Is it easy to develop a benzodiazepine Addiction?

Taking a benzodiazepine for longer than 4 weeks puts the user at risk for developing an addiction.

Benzodiazepines are a class of medications used to treat conditions such as anxiety and insomnia. Commonly prescribed benzodiazepines include Xanax, Valium, Klonopin and Ativan. Today, more than one in eight adults in the United States report using a benzodiazepine in the past year, which accounts for 12.6 percent of the U.S. population (American Psychiatric Association, 2018). Belonging to the class of depressants, benzodiazepines slow down the activity of the central nervous system (CNS) and the messages travelling between the brain and the body. By enhancing the effect of the neurotransmitter Gamma-Aminobutyric Acid (GABA), messages to brain cells slows, resulting in reduced anxiety and a calming effect (Nordqvist, 2019).

There are a variety of benzodiazepines on the market, 15 of which are FDA approved for use in the United States (WebMD, 2019). Classification is determined by how long their effects last ranging from:

Long-term usage of benzodiazepines puts patients at risk for developing an addiction to the medication.
  • Ultra-short acting
    • Midazolam (Versed) triazolam (Halcion)
  • Short-acting
    • Alprazolam (Xanax), lorazepam (Ativan)
  • Long-acting
    • Chlordiazepoxide (Librium), diazepam (Valium)

Depending on the strength, speed at which the drug is absorbed into the body and the intended use, a doctor will determine the most appropriate benzodiazepine to prescribe to a patient. While use of these medications is relatively safe, ideally for short durations, long-term usage or combining these medications with other medications or alcohol can have devastating results. Additionally, people who take benzodiazepines for longer than 4 weeks, risk developing a benzodiazepine addiction.

American Psychiatric Association (2018, December 17) Increasing use, and misuse, of benzodiazepines.

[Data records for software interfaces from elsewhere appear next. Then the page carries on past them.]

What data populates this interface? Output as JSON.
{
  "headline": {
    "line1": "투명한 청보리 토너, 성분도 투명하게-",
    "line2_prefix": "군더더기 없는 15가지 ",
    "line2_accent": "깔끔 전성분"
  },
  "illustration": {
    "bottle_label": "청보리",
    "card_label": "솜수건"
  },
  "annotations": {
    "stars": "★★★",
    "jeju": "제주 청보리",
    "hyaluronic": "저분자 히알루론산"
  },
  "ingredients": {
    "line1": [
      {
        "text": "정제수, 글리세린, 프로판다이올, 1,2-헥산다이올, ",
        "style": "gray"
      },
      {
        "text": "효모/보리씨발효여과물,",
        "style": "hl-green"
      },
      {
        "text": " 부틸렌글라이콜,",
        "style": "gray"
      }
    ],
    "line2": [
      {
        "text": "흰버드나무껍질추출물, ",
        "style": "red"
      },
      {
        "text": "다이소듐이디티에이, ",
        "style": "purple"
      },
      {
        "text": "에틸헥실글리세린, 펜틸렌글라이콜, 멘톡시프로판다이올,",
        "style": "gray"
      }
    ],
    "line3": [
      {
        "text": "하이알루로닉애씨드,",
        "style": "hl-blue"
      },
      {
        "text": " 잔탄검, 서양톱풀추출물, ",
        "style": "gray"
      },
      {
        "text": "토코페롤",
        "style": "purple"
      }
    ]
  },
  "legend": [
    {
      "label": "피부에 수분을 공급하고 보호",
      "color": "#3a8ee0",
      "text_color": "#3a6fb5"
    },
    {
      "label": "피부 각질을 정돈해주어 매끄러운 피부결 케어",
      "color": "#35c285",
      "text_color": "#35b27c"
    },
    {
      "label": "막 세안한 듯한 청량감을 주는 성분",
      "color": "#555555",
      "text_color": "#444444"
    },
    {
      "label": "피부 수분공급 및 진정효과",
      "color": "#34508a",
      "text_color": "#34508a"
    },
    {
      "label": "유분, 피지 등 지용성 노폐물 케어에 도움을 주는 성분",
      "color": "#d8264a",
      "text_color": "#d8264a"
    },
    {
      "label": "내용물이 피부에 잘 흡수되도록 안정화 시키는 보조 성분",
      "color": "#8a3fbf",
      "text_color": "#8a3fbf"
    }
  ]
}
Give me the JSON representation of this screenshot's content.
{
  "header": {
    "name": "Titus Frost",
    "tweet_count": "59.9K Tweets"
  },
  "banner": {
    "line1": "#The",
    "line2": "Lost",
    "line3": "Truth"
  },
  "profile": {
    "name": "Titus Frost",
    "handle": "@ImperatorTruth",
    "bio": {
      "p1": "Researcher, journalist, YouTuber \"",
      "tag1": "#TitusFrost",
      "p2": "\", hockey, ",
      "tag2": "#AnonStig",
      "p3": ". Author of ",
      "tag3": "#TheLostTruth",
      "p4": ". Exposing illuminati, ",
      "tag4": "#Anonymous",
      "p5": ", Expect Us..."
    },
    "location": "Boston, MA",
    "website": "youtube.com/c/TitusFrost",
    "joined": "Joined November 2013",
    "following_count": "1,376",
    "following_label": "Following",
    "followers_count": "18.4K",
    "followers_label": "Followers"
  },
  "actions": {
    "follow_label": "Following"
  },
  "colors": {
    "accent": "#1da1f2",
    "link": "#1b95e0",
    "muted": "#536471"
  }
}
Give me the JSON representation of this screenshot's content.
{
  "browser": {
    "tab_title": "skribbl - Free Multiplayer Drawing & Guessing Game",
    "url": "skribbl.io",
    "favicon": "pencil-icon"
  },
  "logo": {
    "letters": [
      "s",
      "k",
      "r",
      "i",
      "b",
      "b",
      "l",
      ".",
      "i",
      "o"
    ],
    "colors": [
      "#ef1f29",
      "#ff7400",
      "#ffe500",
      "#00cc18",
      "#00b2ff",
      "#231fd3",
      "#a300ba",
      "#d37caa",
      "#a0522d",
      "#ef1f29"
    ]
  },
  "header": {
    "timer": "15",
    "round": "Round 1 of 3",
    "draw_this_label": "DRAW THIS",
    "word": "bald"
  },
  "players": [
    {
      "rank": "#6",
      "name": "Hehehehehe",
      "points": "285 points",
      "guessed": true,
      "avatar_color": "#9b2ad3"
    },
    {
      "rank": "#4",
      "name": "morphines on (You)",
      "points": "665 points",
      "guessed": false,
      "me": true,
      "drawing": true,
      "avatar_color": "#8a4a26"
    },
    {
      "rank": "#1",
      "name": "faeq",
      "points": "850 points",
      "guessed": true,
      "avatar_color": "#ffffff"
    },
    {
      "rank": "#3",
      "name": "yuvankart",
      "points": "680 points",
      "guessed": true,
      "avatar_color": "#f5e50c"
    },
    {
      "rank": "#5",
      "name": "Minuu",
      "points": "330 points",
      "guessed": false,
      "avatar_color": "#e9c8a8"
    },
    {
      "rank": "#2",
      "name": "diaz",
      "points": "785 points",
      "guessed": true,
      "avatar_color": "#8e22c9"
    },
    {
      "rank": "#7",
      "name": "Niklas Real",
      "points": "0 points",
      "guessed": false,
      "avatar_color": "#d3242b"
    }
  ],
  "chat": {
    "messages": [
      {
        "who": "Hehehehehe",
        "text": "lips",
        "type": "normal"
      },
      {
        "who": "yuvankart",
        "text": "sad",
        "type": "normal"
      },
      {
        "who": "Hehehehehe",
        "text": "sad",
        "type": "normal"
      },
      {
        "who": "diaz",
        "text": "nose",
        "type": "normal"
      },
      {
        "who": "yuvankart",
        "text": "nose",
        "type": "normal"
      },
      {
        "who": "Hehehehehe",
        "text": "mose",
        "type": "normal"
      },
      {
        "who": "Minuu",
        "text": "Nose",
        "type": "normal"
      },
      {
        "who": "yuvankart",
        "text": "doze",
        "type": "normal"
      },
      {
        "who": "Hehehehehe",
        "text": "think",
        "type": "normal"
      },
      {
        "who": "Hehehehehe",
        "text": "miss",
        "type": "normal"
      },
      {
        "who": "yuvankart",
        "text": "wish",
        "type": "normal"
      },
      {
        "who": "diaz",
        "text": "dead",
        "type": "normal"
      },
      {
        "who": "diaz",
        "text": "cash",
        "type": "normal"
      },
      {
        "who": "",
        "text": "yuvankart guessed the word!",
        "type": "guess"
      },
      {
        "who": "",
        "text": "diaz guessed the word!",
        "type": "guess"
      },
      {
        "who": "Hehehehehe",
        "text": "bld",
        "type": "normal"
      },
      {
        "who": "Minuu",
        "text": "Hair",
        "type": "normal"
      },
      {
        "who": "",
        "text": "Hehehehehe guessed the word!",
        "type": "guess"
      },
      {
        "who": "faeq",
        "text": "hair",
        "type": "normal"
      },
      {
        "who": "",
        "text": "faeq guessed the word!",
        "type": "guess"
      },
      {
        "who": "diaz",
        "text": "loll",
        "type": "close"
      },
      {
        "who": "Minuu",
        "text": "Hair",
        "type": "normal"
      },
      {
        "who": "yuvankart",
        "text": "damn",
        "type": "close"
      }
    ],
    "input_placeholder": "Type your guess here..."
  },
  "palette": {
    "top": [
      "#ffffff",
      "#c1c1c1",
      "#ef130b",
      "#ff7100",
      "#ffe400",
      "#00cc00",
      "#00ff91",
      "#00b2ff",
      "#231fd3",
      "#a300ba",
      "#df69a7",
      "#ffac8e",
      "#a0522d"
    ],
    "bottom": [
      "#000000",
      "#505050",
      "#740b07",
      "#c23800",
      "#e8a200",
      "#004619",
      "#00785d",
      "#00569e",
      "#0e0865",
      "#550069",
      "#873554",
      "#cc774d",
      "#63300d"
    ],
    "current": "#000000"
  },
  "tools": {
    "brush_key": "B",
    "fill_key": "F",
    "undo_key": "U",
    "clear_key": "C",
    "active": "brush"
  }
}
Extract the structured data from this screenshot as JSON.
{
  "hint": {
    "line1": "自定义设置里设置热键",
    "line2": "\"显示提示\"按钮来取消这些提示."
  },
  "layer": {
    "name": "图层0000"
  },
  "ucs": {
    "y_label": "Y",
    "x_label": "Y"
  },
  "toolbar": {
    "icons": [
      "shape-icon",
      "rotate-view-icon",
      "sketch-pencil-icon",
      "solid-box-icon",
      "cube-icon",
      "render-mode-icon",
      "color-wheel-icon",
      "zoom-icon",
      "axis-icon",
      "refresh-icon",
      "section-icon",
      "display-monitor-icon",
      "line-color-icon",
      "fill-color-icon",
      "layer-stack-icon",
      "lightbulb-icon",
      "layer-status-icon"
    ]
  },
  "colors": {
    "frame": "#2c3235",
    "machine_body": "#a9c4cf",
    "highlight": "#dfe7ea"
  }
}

Retrieved from
Nordqvist, J. (2019 March 7) The benefits and risks of benzodiazepines. Retrieved from